“We didn’t even know that was what the subject was going to be,” Horan’s mother Angela said. “I feel blindsided, but it is what it is.”

After receiving the news, Horan and his family sought a second independent opinion which still wasn’t enough to change Syracuse’s decision. This is when the situations get very difficult as we’ve seen previously with players like AJ Long and Steven Clark. Privacy concerns keep Syracuse from going into detail of the student’s situation so it’s hard to present both sides. I feel for the athletes in these situations because it’s devastating to learn that your career is over especially when you feel fine.

NCAA Football: Central Michigan at Syracuse Rich Barnes-USA TODAY Sports

As I returned for my fifth year on the SU cross-country team I was told during my physical that the doctor detected a heart murmur and wouldn’t clear me that day. I was in the best physical shape of my life and about to embark on my final year and the news hit hard. My situation was different in that a few days later I underwent a more in-depth evaluation and was cleared to participate, but the possibility of having your career ended prematurely is one you don’t want to experience.
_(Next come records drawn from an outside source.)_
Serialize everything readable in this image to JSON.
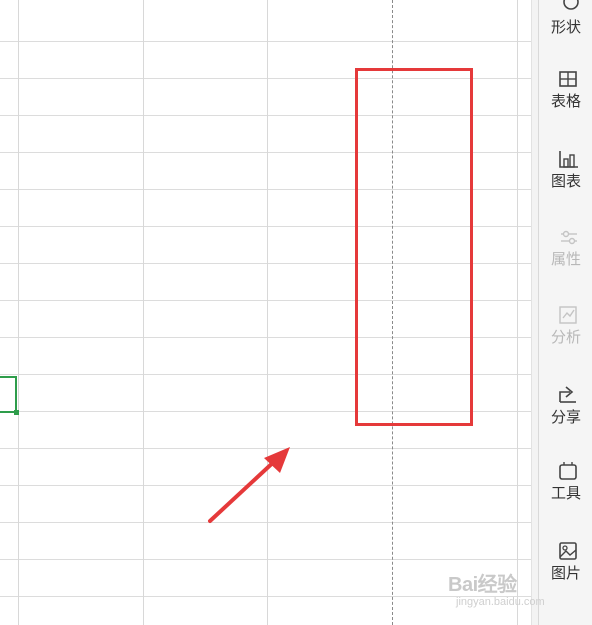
{
  "sidebar": {
    "items": [
      {
        "label": "形状",
        "icon": "shape-icon",
        "enabled": true
      },
      {
        "label": "表格",
        "icon": "table-icon",
        "enabled": true
      },
      {
        "label": "图表",
        "icon": "chart-icon",
        "enabled": true
      },
      {
        "label": "属性",
        "icon": "properties-icon",
        "enabled": false
      },
      {
        "label": "分析",
        "icon": "analysis-icon",
        "enabled": false
      },
      {
        "label": "分享",
        "icon": "share-icon",
        "enabled": true
      },
      {
        "label": "工具",
        "icon": "tools-icon",
        "enabled": true
      },
      {
        "label": "图片",
        "icon": "image-icon",
        "enabled": true
      }
    ]
  },
  "annotation": {
    "highlight_color": "#e5393a",
    "arrow_color": "#e5393a"
  },
  "selection": {
    "color": "#2e9d4b"
  },
  "watermark": {
    "brand": "Bai经验",
    "sub": "jingyan.baidu.com"
  }
}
Let me be clear that I don’t feel like the Horans are blaming Syracuse for the decision here, but I think the process could be handled a little differently — and not just at SU. It would be helpful to know that these decisions are not made by one individual especially when one side reveals that other opinions provide a different diagnosis. It would be helpful if the NCAA and its member schools established a policy where any student must be cleared by a panel of indpendent specialists before they can be cleared to compete at a new school.

In addition to increased liability for Syracuse, they should be the ones looking out for the long-term interests of the students. That isn’t for debate despite our desire as fans to see winning programs. Injuries can’t be controlled but we also can’t have situations where athletes are unnecessarily exposed to additional risks. In the end you want students to feel they were given the correct amount of consideration in these cases and that all schools are doing what is in the best interests of the students participating for them.